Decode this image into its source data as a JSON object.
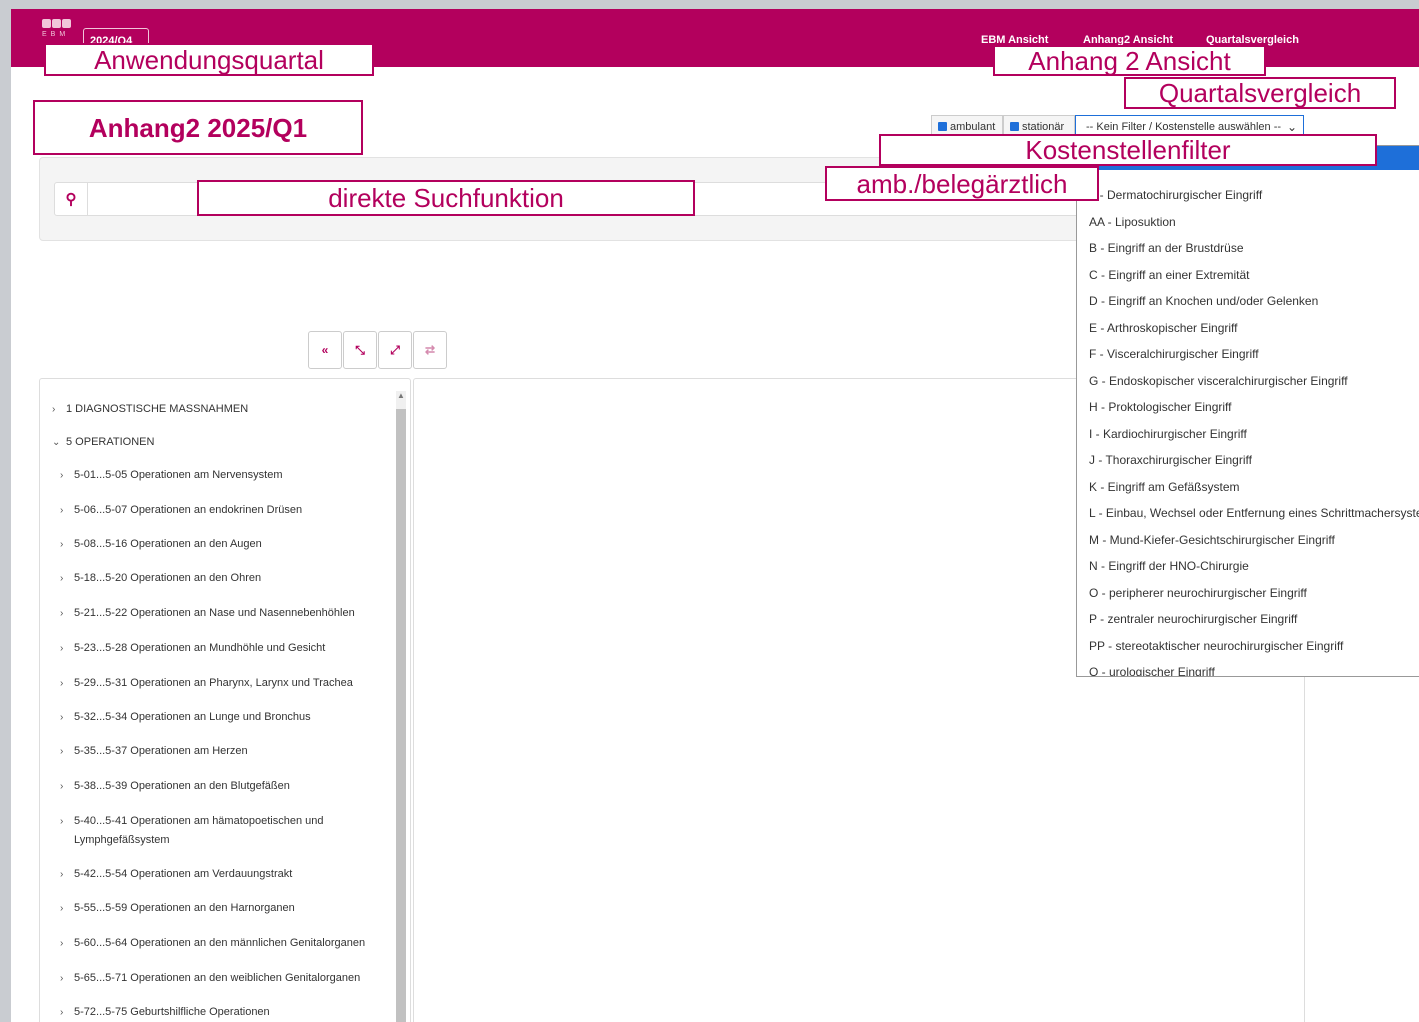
{
  "header": {
    "logo_text": "EBM",
    "quarter": "2024/Q4",
    "nav": [
      "EBM Ansicht",
      "Anhang2 Ansicht",
      "Quartalsvergleich"
    ]
  },
  "annotations": {
    "anwendungsquartal": "Anwendungsquartal",
    "anhang2_ansicht": "Anhang 2 Ansicht",
    "quartalsvergleich": "Quartalsvergleich",
    "title": "Anhang2 2025/Q1",
    "kostenstellenfilter": "Kostenstellenfilter",
    "amb_beleg": "amb./belegärztlich",
    "suchfunktion": "direkte Suchfunktion"
  },
  "filter": {
    "ambulant": "ambulant",
    "stationaer": "stationär",
    "select_placeholder": "-- Kein Filter / Kostenstelle auswählen --"
  },
  "dropdown": {
    "items": [
      "A - Dermatochirurgischer Eingriff",
      "AA - Liposuktion",
      "B - Eingriff an der Brustdrüse",
      "C - Eingriff an einer Extremität",
      "D - Eingriff an Knochen und/oder Gelenken",
      "E - Arthroskopischer Eingriff",
      "F - Visceralchirurgischer Eingriff",
      "G - Endoskopischer visceralchirurgischer Eingriff",
      "H - Proktologischer Eingriff",
      "I - Kardiochirurgischer Eingriff",
      "J - Thoraxchirurgischer Eingriff",
      "K - Eingriff am Gefäßsystem",
      "L - Einbau, Wechsel oder Entfernung eines Schrittmachersystems",
      "M - Mund-Kiefer-Gesichtschirurgischer Eingriff",
      "N - Eingriff der HNO-Chirurgie",
      "O - peripherer neurochirurgischer Eingriff",
      "P - zentraler neurochirurgischer Eingriff",
      "PP - stereotaktischer neurochirurgischer Eingriff",
      "Q - urologischer Eingriff"
    ]
  },
  "tree": {
    "items": [
      "1 DIAGNOSTISCHE MASSNAHMEN",
      "5 OPERATIONEN",
      "5-01...5-05 Operationen am Nervensystem",
      "5-06...5-07 Operationen an endokrinen Drüsen",
      "5-08...5-16 Operationen an den Augen",
      "5-18...5-20 Operationen an den Ohren",
      "5-21...5-22 Operationen an Nase und Nasennebenhöhlen",
      "5-23...5-28 Operationen an Mundhöhle und Gesicht",
      "5-29...5-31 Operationen an Pharynx, Larynx und Trachea",
      "5-32...5-34 Operationen an Lunge und Bronchus",
      "5-35...5-37 Operationen am Herzen",
      "5-38...5-39 Operationen an den Blutgefäßen",
      "5-40...5-41 Operationen am hämatopoetischen und",
      "Lymphgefäßsystem",
      "5-42...5-54 Operationen am Verdauungstrakt",
      "5-55...5-59 Operationen an den Harnorganen",
      "5-60...5-64 Operationen an den männlichen Genitalorganen",
      "5-65...5-71 Operationen an den weiblichen Genitalorganen",
      "5-72...5-75 Geburtshilfliche Operationen"
    ]
  }
}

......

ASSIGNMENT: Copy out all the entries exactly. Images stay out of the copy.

ANSWER TO THIS PROBLEM:
Decode this image into its source data as a JSON object.
{
  "header": {
    "logo_text": "EBM",
    "quarter": "2024/Q4",
    "nav": [
      "EBM Ansicht",
      "Anhang2 Ansicht",
      "Quartalsvergleich"
    ]
  },
  "annotations": {
    "anwendungsquartal": "Anwendungsquartal",
    "anhang2_ansicht": "Anhang 2 Ansicht",
    "quartalsvergleich": "Quartalsvergleich",
    "title": "Anhang2 2025/Q1",
    "kostenstellenfilter": "Kostenstellenfilter",
    "amb_beleg": "amb./belegärztlich",
    "suchfunktion": "direkte Suchfunktion"
  },
  "filter": {
    "ambulant": "ambulant",
    "stationaer": "stationär",
    "select_placeholder": "-- Kein Filter / Kostenstelle auswählen --"
  },
  "dropdown": {
    "items": [
      "A - Dermatochirurgischer Eingriff",
      "AA - Liposuktion",
      "B - Eingriff an der Brustdrüse",
      "C - Eingriff an einer Extremität",
      "D - Eingriff an Knochen und/oder Gelenken",
      "E - Arthroskopischer Eingriff",
      "F - Visceralchirurgischer Eingriff",
      "G - Endoskopischer visceralchirurgischer Eingriff",
      "H - Proktologischer Eingriff",
      "I - Kardiochirurgischer Eingriff",
      "J - Thoraxchirurgischer Eingriff",
      "K - Eingriff am Gefäßsystem",
      "L - Einbau, Wechsel oder Entfernung eines Schrittmachersystems",
      "M - Mund-Kiefer-Gesichtschirurgischer Eingriff",
      "N - Eingriff der HNO-Chirurgie",
      "O - peripherer neurochirurgischer Eingriff",
      "P - zentraler neurochirurgischer Eingriff",
      "PP - stereotaktischer neurochirurgischer Eingriff",
      "Q - urologischer Eingriff"
    ]
  },
  "tree": {
    "items": [
      "1 DIAGNOSTISCHE MASSNAHMEN",
      "5 OPERATIONEN",
      "5-01...5-05 Operationen am Nervensystem",
      "5-06...5-07 Operationen an endokrinen Drüsen",
      "5-08...5-16 Operationen an den Augen",
      "5-18...5-20 Operationen an den Ohren",
      "5-21...5-22 Operationen an Nase und Nasennebenhöhlen",
      "5-23...5-28 Operationen an Mundhöhle und Gesicht",
      "5-29...5-31 Operationen an Pharynx, Larynx und Trachea",
      "5-32...5-34 Operationen an Lunge und Bronchus",
      "5-35...5-37 Operationen am Herzen",
      "5-38...5-39 Operationen an den Blutgefäßen",
      "5-40...5-41 Operationen am hämatopoetischen und",
      "Lymphgefäßsystem",
      "5-42...5-54 Operationen am Verdauungstrakt",
      "5-55...5-59 Operationen an den Harnorganen",
      "5-60...5-64 Operationen an den männlichen Genitalorganen",
      "5-65...5-71 Operationen an den weiblichen Genitalorganen",
      "5-72...5-75 Geburtshilfliche Operationen"
    ]
  }
}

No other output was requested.